> [What to do]
Copy every record exactly.

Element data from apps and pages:

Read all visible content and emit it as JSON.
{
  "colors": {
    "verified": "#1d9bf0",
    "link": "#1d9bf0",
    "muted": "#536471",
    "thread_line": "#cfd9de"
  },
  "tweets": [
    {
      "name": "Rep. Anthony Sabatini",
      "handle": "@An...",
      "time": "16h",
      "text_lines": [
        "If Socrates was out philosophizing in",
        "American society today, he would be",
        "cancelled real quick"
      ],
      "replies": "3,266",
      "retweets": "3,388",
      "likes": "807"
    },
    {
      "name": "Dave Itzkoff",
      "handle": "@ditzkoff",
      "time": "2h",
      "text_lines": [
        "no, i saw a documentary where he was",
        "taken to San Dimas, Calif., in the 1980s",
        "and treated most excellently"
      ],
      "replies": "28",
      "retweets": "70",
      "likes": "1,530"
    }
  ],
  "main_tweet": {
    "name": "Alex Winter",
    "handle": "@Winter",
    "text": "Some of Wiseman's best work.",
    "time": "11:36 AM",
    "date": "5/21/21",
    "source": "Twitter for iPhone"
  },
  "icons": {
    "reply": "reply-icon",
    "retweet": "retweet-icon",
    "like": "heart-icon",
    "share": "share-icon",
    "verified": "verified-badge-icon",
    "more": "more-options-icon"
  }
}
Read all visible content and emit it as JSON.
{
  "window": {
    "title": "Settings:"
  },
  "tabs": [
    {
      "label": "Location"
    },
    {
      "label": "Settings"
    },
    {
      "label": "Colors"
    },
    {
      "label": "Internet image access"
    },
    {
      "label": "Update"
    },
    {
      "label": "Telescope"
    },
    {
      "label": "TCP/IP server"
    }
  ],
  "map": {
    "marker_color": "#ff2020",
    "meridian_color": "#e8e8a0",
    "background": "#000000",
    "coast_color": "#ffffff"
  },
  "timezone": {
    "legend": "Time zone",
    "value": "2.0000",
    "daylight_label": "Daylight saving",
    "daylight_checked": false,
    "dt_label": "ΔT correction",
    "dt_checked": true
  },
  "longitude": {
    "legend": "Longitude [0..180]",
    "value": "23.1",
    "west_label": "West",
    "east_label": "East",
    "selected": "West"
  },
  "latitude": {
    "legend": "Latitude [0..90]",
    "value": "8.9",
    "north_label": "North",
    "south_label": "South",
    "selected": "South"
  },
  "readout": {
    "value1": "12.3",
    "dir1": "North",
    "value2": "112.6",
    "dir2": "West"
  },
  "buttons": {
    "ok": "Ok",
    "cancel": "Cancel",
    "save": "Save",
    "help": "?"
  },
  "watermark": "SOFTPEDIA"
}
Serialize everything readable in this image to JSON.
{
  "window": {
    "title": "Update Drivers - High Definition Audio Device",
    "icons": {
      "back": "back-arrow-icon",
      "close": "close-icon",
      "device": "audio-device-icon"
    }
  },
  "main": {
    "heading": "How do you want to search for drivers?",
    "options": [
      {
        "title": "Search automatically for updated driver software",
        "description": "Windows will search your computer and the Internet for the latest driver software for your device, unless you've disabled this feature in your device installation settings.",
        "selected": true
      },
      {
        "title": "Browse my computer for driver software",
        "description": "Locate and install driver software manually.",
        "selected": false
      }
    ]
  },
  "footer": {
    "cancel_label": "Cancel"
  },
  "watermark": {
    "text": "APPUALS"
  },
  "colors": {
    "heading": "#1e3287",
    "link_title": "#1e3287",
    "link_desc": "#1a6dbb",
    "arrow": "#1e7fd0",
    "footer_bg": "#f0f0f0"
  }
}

> [Your solution]
Read all visible content and emit it as JSON.
{
  "colors": {
    "verified": "#1d9bf0",
    "link": "#1d9bf0",
    "muted": "#536471",
    "thread_line": "#cfd9de"
  },
  "tweets": [
    {
      "name": "Rep. Anthony Sabatini",
      "handle": "@An...",
      "time": "16h",
      "text_lines": [
        "If Socrates was out philosophizing in",
        "American society today, he would be",
        "cancelled real quick"
      ],
      "replies": "3,266",
      "retweets": "3,388",
      "likes": "807"
    },
    {
      "name": "Dave Itzkoff",
      "handle": "@ditzkoff",
      "time": "2h",
      "text_lines": [
        "no, i saw a documentary where he was",
        "taken to San Dimas, Calif., in the 1980s",
        "and treated most excellently"
      ],
      "replies": "28",
      "retweets": "70",
      "likes": "1,530"
    }
  ],
  "main_tweet": {
    "name": "Alex Winter",
    "handle": "@Winter",
    "text": "Some of Wiseman's best work.",
    "time": "11:36 AM",
    "date": "5/21/21",
    "source": "Twitter for iPhone"
  },
  "icons": {
    "reply": "reply-icon",
    "retweet": "retweet-icon",
    "like": "heart-icon",
    "share": "share-icon",
    "verified": "verified-badge-icon",
    "more": "more-options-icon"
  }
}
Read all visible content and emit it as JSON.
{
  "window": {
    "title": "Settings:"
  },
  "tabs": [
    {
      "label": "Location"
    },
    {
      "label": "Settings"
    },
    {
      "label": "Colors"
    },
    {
      "label": "Internet image access"
    },
    {
      "label": "Update"
    },
    {
      "label": "Telescope"
    },
    {
      "label": "TCP/IP server"
    }
  ],
  "map": {
    "marker_color": "#ff2020",
    "meridian_color": "#e8e8a0",
    "background": "#000000",
    "coast_color": "#ffffff"
  },
  "timezone": {
    "legend": "Time zone",
    "value": "2.0000",
    "daylight_label": "Daylight saving",
    "daylight_checked": false,
    "dt_label": "ΔT correction",
    "dt_checked": true
  },
  "longitude": {
    "legend": "Longitude [0..180]",
    "value": "23.1",
    "west_label": "West",
    "east_label": "East",
    "selected": "West"
  },
  "latitude": {
    "legend": "Latitude [0..90]",
    "value": "8.9",
    "north_label": "North",
    "south_label": "South",
    "selected": "South"
  },
  "readout": {
    "value1": "12.3",
    "dir1": "North",
    "value2": "112.6",
    "dir2": "West"
  },
  "buttons": {
    "ok": "Ok",
    "cancel": "Cancel",
    "save": "Save",
    "help": "?"
  },
  "watermark": "SOFTPEDIA"
}
Serialize everything readable in this image to JSON.
{
  "window": {
    "title": "Update Drivers - High Definition Audio Device",
    "icons": {
      "back": "back-arrow-icon",
      "close": "close-icon",
      "device": "audio-device-icon"
    }
  },
  "main": {
    "heading": "How do you want to search for drivers?",
    "options": [
      {
        "title": "Search automatically for updated driver software",
        "description": "Windows will search your computer and the Internet for the latest driver software for your device, unless you've disabled this feature in your device installation settings.",
        "selected": true
      },
      {
        "title": "Browse my computer for driver software",
        "description": "Locate and install driver software manually.",
        "selected": false
      }
    ]
  },
  "footer": {
    "cancel_label": "Cancel"
  },
  "watermark": {
    "text": "APPUALS"
  },
  "colors": {
    "heading": "#1e3287",
    "link_title": "#1e3287",
    "link_desc": "#1a6dbb",
    "arrow": "#1e7fd0",
    "footer_bg": "#f0f0f0"
  }
}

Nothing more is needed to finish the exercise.